INPUT FOR THIS TASK
++++++
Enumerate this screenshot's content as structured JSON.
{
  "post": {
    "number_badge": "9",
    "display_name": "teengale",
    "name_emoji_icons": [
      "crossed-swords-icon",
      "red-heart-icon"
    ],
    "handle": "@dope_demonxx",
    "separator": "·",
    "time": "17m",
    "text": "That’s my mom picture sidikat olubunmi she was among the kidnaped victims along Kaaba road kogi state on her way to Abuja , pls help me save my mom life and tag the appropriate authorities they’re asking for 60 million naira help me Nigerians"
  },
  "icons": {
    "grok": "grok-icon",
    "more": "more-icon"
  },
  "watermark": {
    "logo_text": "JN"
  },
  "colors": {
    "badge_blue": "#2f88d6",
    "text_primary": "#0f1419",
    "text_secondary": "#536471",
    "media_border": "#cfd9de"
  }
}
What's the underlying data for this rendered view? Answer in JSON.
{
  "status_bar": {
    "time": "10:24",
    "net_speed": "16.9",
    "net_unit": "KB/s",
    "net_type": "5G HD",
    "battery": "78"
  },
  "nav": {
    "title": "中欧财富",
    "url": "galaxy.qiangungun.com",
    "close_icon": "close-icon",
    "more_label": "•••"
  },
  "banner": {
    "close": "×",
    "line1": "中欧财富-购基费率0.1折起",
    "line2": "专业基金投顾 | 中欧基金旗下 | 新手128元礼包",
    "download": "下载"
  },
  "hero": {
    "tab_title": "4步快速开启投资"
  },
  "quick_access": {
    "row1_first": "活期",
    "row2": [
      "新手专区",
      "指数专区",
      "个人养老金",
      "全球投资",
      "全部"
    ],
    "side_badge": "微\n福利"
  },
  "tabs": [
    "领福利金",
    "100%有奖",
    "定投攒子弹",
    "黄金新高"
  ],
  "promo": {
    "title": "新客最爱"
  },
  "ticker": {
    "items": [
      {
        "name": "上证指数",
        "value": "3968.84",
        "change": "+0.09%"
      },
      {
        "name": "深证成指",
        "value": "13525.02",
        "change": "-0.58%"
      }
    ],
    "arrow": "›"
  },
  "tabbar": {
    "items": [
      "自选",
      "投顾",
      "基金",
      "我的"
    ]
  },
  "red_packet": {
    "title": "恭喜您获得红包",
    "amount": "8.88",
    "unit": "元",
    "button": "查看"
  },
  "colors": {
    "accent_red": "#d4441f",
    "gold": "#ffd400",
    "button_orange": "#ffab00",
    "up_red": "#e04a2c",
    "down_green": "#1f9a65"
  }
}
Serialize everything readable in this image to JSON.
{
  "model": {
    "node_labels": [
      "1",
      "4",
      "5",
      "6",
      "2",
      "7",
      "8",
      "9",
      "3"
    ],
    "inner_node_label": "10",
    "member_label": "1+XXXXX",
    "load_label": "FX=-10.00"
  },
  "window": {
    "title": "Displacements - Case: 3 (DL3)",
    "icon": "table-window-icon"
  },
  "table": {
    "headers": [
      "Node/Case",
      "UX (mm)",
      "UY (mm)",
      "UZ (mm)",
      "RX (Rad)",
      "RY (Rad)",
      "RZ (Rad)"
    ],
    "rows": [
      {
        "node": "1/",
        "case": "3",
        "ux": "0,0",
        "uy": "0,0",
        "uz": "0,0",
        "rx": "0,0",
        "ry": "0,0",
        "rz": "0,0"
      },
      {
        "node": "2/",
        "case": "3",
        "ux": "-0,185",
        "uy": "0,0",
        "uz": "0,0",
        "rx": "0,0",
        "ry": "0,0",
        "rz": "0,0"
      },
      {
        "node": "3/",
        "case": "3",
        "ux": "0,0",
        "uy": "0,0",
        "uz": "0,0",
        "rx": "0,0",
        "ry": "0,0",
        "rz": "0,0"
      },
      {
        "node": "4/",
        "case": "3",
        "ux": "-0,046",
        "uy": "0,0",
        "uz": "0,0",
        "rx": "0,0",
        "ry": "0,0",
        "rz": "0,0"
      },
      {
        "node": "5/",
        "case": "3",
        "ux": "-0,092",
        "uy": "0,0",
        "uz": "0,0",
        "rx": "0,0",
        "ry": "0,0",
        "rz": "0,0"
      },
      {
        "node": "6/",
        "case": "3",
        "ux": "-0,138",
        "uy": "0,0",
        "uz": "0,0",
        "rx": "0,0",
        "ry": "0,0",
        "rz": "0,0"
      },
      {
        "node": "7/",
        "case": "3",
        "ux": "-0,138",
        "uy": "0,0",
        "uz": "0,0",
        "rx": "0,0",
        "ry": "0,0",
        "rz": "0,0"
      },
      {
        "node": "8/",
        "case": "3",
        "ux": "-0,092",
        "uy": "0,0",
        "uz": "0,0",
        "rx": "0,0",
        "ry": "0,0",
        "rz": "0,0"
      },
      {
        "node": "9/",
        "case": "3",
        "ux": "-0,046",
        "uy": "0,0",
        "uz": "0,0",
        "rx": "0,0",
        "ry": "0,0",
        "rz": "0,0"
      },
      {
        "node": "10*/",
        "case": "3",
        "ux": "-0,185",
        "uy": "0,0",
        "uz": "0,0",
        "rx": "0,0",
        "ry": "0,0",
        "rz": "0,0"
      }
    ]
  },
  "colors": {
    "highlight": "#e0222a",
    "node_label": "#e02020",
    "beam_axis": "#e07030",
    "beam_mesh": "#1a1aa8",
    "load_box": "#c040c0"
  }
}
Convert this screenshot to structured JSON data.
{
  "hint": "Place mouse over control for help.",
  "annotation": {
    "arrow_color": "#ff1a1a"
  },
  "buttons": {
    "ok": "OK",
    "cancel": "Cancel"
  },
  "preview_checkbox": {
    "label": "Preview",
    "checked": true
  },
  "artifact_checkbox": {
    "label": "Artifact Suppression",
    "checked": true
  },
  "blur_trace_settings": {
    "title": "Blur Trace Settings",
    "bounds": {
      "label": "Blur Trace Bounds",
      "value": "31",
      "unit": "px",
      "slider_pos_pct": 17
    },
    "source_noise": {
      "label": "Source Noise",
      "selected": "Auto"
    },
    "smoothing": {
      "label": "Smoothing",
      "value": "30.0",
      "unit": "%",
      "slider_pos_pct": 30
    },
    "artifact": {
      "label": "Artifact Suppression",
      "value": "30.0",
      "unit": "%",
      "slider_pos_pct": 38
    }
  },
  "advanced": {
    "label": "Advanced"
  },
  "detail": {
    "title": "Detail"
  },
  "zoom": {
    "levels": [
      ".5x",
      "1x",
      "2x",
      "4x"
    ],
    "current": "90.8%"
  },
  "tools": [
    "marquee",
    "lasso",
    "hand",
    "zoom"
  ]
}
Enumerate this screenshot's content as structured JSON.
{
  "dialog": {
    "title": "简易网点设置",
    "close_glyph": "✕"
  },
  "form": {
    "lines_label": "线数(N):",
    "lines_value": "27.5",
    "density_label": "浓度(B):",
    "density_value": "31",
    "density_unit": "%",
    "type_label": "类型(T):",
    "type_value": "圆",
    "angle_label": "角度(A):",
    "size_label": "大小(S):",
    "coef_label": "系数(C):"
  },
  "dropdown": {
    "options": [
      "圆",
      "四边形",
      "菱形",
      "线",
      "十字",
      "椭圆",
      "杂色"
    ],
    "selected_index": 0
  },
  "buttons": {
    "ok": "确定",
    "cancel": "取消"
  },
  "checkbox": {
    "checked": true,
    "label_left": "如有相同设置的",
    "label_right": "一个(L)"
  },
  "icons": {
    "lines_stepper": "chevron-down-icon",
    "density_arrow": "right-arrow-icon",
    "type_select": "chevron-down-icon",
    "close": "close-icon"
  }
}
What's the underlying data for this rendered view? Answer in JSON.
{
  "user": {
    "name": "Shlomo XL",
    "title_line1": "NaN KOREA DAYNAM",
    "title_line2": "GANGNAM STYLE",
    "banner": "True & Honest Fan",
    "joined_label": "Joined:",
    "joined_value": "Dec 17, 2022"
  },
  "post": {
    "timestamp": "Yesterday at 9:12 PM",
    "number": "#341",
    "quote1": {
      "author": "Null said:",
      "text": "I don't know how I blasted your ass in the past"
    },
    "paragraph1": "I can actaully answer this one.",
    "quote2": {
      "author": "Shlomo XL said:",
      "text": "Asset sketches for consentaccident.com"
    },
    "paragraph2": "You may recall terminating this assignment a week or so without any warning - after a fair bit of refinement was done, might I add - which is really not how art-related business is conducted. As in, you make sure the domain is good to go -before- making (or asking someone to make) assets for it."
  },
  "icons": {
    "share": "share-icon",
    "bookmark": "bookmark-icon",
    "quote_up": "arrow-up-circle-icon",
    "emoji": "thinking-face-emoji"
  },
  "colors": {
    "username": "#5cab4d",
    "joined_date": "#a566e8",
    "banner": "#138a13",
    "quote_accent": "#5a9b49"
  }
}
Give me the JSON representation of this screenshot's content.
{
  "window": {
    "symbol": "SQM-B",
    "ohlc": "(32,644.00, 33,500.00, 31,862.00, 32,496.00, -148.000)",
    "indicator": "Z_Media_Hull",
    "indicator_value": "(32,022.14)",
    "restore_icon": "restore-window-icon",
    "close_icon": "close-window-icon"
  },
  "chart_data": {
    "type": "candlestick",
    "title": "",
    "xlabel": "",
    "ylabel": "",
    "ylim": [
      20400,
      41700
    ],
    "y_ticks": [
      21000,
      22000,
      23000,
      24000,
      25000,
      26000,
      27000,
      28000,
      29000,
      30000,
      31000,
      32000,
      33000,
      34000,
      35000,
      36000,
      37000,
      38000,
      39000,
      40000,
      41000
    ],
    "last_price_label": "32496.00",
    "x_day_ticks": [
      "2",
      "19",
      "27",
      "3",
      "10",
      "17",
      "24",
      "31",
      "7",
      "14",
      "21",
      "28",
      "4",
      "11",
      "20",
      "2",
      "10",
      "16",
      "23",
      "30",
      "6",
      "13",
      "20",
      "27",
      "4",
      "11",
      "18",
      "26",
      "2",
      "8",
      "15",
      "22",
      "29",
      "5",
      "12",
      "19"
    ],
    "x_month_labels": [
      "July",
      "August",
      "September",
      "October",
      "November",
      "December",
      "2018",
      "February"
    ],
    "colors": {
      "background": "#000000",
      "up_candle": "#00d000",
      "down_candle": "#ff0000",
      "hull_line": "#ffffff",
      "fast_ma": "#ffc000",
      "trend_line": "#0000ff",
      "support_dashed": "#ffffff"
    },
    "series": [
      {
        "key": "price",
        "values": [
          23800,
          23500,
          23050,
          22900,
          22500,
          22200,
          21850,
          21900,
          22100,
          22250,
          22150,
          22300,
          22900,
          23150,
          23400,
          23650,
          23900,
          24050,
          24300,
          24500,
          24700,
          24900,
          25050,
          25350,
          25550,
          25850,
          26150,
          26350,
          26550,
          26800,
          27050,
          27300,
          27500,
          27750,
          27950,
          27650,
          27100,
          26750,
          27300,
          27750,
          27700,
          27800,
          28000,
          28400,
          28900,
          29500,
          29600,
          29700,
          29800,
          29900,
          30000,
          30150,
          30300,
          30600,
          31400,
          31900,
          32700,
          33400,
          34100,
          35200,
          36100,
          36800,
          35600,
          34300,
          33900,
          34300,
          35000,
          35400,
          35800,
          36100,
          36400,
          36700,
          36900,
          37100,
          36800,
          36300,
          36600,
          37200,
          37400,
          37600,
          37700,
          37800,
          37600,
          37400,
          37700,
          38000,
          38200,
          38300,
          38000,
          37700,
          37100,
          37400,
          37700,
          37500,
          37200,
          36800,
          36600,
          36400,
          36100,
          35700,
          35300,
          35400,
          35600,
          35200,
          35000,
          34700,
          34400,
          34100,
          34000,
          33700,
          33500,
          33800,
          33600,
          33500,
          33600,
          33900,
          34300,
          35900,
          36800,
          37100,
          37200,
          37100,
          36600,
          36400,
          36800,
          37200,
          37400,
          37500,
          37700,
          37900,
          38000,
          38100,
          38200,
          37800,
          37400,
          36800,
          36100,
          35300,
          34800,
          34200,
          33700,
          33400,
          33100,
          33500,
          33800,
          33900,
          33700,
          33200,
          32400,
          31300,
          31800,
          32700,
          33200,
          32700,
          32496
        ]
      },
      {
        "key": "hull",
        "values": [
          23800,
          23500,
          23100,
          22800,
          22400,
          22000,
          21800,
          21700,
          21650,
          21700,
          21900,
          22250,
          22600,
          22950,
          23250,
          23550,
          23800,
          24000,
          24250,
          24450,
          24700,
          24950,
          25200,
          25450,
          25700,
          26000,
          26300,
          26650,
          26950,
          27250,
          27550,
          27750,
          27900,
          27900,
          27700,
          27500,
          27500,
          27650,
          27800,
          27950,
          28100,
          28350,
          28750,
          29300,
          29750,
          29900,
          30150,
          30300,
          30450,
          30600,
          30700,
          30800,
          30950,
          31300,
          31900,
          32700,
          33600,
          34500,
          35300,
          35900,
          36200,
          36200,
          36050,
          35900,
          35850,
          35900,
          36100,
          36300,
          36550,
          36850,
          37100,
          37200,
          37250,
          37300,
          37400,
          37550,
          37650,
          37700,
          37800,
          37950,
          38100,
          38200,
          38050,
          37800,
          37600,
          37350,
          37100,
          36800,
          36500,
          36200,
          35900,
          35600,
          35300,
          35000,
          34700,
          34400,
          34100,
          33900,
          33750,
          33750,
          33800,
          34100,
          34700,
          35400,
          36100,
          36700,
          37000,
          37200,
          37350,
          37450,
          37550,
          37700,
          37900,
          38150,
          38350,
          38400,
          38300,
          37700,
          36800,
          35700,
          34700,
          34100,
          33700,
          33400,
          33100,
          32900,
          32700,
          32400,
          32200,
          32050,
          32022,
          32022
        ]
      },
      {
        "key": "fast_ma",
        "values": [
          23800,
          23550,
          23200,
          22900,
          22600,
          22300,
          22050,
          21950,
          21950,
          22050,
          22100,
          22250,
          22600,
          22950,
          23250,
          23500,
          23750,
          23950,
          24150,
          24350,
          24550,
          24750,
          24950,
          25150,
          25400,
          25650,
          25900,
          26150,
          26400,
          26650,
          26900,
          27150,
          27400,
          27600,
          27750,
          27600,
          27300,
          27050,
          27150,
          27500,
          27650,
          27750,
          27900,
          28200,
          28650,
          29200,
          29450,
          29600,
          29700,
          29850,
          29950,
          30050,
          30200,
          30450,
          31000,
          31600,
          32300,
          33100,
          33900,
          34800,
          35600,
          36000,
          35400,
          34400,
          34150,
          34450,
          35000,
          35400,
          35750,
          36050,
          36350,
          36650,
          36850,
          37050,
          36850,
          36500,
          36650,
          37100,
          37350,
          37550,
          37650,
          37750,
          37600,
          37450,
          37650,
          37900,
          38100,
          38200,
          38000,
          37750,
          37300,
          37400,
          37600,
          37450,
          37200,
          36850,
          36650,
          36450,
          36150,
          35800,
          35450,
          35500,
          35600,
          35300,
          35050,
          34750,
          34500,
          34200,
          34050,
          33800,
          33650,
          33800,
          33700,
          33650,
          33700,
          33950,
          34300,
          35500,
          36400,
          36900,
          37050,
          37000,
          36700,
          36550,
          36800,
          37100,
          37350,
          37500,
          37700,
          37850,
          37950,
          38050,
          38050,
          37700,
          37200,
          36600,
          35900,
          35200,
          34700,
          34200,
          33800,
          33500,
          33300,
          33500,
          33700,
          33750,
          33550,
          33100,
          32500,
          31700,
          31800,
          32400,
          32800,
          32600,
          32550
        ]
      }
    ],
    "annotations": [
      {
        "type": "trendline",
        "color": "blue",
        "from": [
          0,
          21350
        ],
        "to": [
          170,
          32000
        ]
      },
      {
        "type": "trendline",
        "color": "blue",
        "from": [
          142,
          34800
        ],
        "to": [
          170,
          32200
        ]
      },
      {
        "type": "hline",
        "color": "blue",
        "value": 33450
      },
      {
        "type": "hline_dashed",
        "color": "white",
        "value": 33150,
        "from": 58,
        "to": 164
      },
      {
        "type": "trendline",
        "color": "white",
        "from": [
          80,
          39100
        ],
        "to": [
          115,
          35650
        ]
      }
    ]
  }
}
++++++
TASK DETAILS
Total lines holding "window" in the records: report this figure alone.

RESULT OF THIS EXERCISE
5